- _WORK TO COMPLETE_
Please output the entries that follow exactly, without a single image.
(Beginning of EXCERPTED RECORDS)
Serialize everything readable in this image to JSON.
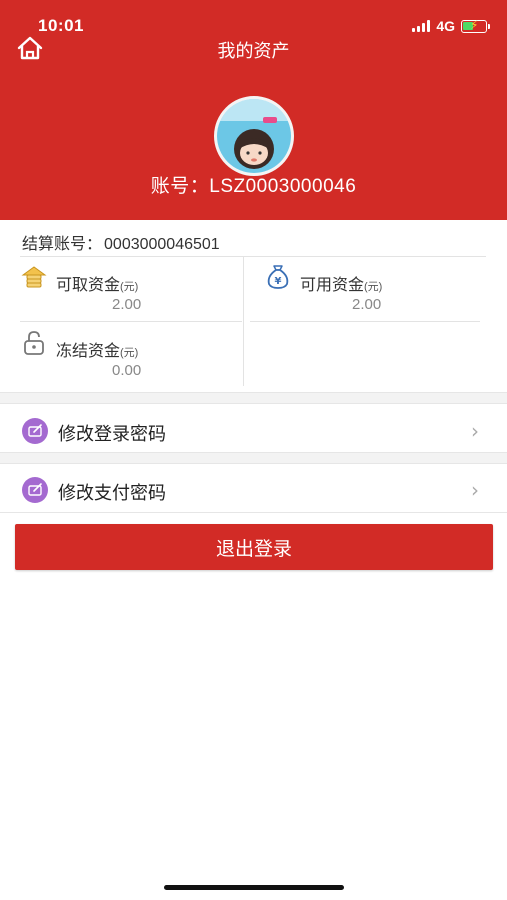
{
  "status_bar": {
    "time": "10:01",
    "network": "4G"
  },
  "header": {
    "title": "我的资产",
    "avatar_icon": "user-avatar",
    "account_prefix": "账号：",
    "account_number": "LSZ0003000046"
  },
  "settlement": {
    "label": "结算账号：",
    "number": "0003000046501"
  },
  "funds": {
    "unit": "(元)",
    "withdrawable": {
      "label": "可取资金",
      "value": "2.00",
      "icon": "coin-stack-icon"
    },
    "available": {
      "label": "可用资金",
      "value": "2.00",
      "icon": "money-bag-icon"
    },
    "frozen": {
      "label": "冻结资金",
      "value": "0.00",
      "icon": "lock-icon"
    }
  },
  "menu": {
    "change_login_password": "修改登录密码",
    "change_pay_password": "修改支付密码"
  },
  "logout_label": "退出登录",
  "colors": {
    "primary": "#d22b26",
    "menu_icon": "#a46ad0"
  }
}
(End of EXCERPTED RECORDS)
- _ANSWER_
Serialize everything readable in this image to JSON.
{
  "status_bar": {
    "time": "10:01",
    "network": "4G"
  },
  "header": {
    "title": "我的资产",
    "avatar_icon": "user-avatar",
    "account_prefix": "账号：",
    "account_number": "LSZ0003000046"
  },
  "settlement": {
    "label": "结算账号：",
    "number": "0003000046501"
  },
  "funds": {
    "unit": "(元)",
    "withdrawable": {
      "label": "可取资金",
      "value": "2.00",
      "icon": "coin-stack-icon"
    },
    "available": {
      "label": "可用资金",
      "value": "2.00",
      "icon": "money-bag-icon"
    },
    "frozen": {
      "label": "冻结资金",
      "value": "0.00",
      "icon": "lock-icon"
    }
  },
  "menu": {
    "change_login_password": "修改登录密码",
    "change_pay_password": "修改支付密码"
  },
  "logout_label": "退出登录",
  "colors": {
    "primary": "#d22b26",
    "menu_icon": "#a46ad0"
  }
}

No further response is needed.